Exercise:
Nothing may be dropped or added when the entries below are copied.

Records supplied:
_____
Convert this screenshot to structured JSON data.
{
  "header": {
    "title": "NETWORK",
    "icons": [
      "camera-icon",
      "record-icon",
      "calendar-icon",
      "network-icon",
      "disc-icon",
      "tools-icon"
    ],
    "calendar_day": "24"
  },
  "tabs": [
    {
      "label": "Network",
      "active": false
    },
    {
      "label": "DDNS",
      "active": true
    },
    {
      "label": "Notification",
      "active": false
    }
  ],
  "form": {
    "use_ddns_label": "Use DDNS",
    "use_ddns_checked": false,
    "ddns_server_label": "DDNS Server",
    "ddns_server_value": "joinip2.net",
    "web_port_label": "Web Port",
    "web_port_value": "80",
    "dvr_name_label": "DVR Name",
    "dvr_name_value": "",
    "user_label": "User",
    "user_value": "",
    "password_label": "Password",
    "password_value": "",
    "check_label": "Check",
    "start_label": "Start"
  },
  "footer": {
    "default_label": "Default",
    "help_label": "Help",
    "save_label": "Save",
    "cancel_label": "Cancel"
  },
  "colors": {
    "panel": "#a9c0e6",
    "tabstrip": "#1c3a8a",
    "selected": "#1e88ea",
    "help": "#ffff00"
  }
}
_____
Problem solution:
Convert this screenshot to structured JSON data.
{
  "header": {
    "title": "NETWORK",
    "icons": [
      "camera-icon",
      "record-icon",
      "calendar-icon",
      "network-icon",
      "disc-icon",
      "tools-icon"
    ],
    "calendar_day": "24"
  },
  "tabs": [
    {
      "label": "Network",
      "active": false
    },
    {
      "label": "DDNS",
      "active": true
    },
    {
      "label": "Notification",
      "active": false
    }
  ],
  "form": {
    "use_ddns_label": "Use DDNS",
    "use_ddns_checked": false,
    "ddns_server_label": "DDNS Server",
    "ddns_server_value": "joinip2.net",
    "web_port_label": "Web Port",
    "web_port_value": "80",
    "dvr_name_label": "DVR Name",
    "dvr_name_value": "",
    "user_label": "User",
    "user_value": "",
    "password_label": "Password",
    "password_value": "",
    "check_label": "Check",
    "start_label": "Start"
  },
  "footer": {
    "default_label": "Default",
    "help_label": "Help",
    "save_label": "Save",
    "cancel_label": "Cancel"
  },
  "colors": {
    "panel": "#a9c0e6",
    "tabstrip": "#1c3a8a",
    "selected": "#1e88ea",
    "help": "#ffff00"
  }
}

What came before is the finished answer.